**Task:** Whichever lines include the word "subout", copy them as they appear in the data.

____

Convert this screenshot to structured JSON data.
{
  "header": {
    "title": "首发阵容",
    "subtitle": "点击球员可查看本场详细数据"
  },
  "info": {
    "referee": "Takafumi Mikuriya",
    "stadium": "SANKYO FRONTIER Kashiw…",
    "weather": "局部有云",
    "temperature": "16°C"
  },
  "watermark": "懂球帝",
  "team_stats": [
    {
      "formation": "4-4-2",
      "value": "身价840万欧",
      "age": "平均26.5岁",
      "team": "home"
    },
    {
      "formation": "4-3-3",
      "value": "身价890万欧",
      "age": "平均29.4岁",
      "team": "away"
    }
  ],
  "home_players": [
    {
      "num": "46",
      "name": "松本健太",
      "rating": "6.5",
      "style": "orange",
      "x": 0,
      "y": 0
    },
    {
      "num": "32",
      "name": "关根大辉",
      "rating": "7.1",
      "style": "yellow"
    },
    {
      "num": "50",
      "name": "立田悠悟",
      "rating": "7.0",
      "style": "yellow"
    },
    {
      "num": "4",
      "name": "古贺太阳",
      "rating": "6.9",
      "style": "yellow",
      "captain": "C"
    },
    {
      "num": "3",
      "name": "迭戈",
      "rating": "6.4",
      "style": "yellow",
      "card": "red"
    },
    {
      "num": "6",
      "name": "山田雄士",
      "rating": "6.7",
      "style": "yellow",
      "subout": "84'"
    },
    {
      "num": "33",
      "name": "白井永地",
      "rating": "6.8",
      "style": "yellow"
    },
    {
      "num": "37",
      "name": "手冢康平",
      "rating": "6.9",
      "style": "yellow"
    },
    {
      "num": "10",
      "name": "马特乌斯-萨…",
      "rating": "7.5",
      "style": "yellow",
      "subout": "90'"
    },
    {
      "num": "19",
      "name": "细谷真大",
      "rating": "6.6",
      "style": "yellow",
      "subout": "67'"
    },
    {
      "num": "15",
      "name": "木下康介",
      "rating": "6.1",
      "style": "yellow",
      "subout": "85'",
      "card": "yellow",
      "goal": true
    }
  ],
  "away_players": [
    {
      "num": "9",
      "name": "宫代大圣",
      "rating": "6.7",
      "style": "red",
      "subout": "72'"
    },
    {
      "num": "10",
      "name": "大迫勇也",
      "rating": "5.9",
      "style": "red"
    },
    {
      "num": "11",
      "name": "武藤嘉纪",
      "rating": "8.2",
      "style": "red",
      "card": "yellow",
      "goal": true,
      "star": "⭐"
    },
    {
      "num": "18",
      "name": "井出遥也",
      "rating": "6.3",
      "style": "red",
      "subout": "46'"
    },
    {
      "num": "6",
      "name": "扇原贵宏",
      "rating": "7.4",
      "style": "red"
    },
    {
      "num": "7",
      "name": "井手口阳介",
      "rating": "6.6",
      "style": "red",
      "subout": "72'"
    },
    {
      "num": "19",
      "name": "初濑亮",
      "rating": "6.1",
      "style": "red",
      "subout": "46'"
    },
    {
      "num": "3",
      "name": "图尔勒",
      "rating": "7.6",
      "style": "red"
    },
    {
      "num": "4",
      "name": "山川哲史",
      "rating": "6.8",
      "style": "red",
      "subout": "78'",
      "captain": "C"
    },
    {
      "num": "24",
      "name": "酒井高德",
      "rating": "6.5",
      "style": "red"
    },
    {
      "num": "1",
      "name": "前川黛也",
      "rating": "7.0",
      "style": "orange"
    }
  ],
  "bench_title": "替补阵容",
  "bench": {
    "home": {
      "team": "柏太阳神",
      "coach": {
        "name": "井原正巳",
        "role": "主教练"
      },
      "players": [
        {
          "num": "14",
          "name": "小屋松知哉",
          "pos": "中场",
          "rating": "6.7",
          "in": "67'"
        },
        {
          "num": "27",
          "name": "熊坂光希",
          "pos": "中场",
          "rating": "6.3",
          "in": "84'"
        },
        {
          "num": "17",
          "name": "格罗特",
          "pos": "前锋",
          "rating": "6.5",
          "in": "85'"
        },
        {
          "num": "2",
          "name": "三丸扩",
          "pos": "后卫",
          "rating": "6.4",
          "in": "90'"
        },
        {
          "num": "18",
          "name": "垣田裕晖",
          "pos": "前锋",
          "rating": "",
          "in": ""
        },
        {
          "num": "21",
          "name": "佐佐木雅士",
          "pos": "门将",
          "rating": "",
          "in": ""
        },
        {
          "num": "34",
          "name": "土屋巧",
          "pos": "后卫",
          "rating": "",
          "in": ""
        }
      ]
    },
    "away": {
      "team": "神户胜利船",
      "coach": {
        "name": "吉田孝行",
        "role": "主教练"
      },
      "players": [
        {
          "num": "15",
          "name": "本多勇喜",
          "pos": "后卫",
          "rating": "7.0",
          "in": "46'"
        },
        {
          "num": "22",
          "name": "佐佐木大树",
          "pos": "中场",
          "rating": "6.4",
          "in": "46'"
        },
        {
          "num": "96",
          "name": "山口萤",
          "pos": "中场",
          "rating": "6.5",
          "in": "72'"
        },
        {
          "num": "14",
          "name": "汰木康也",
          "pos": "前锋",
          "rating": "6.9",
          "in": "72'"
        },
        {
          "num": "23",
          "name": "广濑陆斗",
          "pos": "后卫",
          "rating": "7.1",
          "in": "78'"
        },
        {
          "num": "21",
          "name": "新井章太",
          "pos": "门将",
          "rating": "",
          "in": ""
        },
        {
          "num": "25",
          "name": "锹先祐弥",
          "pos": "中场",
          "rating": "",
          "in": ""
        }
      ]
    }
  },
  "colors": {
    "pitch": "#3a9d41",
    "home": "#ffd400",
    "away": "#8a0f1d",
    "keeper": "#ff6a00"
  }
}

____

**Exercise solution:**
      "subout": "84'"
      "subout": "90'"
      "subout": "67'"
      "subout": "85'",
      "subout": "72'"
      "subout": "46'"
      "subout": "72'"
      "subout": "46'"
      "subout": "78'",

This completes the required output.